I also love to cook, and dinner is so important for family time. I echo what others have said about planning, cooking for the freezer, keeping a stocked pantry, and planning the use of leftovers. I'd also add that I belong to a Community Sustainable Agriculture program and that this puts a weekly ZIP into my cooking. Three purple kohlrabi, broccoli, snow peas, oranges, spinach, purple carrots, turnips and dill will really get you thinking about mixing it up and cooking from ingredients.
A typical set of meals for two weeks: Shrimp and spring vegetable risotto, Hot and Sour Soup with homemade Shrimp Egg Rolls, chicken parmesan, linguine with clam sauce, Lentil soup with turkey sausage (crockpot), quiche, grilled salmon with brown rice and spinach, Easter ham with roasted veggies, miso noodle soup, lasagne, roasted chicken breast with capers (from this website), shrimp stirfried with Asian vegetables, homemade pizza (with leftover roasted veggies from Easter), Lamb Kebobs,
Each week I make a list of what I have in the fridge and freezer, what I am going to get at the CSA, and then I plan my dinners. I don't buy until after the CSA pickup so that I can get the sour apple needed for Kohlrabi Slaw.
One other thing I did was make a "master list" of menus of dinners I like to make. I color coded them by the type of protein they contained (with the exception of ham, nobody much likes pork at our house, one son does not like beef, my dad is allergic to chicken, etc.) and ended up with a list of over 50 meals. So if I need inspiration, I go back to this list and remember the great recipe from Microwave Gourmet (god bless Barbara Kafka) for salmon medallions in the microwave. It really didn't take much time and has proven to be a good investment when I'm out of ideas.
Hi, I guess I don't understand all the contempt (I don't watch Bourdain). To what is he comparing these food tv hosts? Not everyone who watches food TV wants to be a gourmet cook. Many people just want to put a meal on the table that is affordable, healthy and good.
I do enoy Ina but her recipes are so unhealthy they are not practical for everyday life, but must be saved for special occasions when I don't mind the butter and crean.
While I enjoy the gourmet recipe and am an accomplished home cook, I really don't get the snobbishness associated with FN people who want to encourage ordinary people to cook more.
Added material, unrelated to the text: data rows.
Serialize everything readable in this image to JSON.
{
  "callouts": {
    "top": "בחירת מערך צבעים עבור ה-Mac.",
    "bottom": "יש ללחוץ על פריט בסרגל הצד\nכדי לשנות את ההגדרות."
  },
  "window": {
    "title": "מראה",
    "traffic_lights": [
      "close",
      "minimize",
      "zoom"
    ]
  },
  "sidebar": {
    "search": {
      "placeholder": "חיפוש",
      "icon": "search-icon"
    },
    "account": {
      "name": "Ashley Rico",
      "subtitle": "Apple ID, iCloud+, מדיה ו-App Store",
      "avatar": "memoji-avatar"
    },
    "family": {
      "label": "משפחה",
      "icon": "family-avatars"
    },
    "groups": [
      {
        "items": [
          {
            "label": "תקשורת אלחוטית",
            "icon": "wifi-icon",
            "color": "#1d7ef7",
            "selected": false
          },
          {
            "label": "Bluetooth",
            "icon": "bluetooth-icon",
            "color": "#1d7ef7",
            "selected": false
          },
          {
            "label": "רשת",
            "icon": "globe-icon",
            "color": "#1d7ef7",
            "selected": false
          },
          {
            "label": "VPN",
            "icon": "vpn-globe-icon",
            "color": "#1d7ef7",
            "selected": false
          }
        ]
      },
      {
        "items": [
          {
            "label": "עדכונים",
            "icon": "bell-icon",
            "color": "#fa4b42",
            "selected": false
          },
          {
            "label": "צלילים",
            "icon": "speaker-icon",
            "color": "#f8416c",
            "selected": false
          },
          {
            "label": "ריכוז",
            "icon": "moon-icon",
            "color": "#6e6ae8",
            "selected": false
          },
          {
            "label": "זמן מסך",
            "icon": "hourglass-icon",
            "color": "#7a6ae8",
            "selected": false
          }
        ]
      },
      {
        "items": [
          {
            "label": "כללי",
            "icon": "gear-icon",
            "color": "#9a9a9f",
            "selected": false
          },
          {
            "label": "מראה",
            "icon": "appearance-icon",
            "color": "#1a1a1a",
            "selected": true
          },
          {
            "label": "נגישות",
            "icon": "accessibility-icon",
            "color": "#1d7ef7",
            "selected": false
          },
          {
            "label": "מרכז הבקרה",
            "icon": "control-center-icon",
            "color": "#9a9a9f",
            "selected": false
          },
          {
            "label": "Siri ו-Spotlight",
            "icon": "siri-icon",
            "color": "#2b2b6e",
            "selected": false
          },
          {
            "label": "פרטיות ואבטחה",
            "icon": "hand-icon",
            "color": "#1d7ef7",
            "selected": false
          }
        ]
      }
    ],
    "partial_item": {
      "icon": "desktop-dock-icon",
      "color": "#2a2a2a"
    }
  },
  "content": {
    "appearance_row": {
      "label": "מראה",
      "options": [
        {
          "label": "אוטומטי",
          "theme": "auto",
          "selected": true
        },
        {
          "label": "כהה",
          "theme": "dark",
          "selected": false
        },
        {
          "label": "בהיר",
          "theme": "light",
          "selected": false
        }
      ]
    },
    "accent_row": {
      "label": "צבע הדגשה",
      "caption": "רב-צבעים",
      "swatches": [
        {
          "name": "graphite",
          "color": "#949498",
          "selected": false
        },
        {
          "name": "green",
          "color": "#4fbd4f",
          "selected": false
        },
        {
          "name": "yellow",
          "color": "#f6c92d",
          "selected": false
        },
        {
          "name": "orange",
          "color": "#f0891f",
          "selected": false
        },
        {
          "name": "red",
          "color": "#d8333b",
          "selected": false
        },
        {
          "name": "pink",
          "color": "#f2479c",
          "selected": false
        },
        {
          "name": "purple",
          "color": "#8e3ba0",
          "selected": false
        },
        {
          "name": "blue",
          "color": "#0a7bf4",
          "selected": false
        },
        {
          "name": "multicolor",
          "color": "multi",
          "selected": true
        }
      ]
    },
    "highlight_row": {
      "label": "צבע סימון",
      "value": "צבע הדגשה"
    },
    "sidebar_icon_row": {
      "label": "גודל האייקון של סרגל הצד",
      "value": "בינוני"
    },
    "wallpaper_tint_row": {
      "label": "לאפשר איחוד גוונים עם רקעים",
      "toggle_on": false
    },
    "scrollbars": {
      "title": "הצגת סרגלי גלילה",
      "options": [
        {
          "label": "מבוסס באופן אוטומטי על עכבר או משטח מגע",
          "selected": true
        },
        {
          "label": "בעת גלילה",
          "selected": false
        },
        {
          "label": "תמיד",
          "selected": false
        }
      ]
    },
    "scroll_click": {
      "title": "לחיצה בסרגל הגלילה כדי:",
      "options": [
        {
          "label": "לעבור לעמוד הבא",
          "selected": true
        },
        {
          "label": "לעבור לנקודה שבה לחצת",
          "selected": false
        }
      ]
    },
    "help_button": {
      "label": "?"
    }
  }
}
I am glad you have found this pie nirvana. Please get a clue: New York is not the world! I live in Southern Arizona and I'm just not interested in this stuff. Tell me how to Make this pie, I don't need an extension of the NYT food review.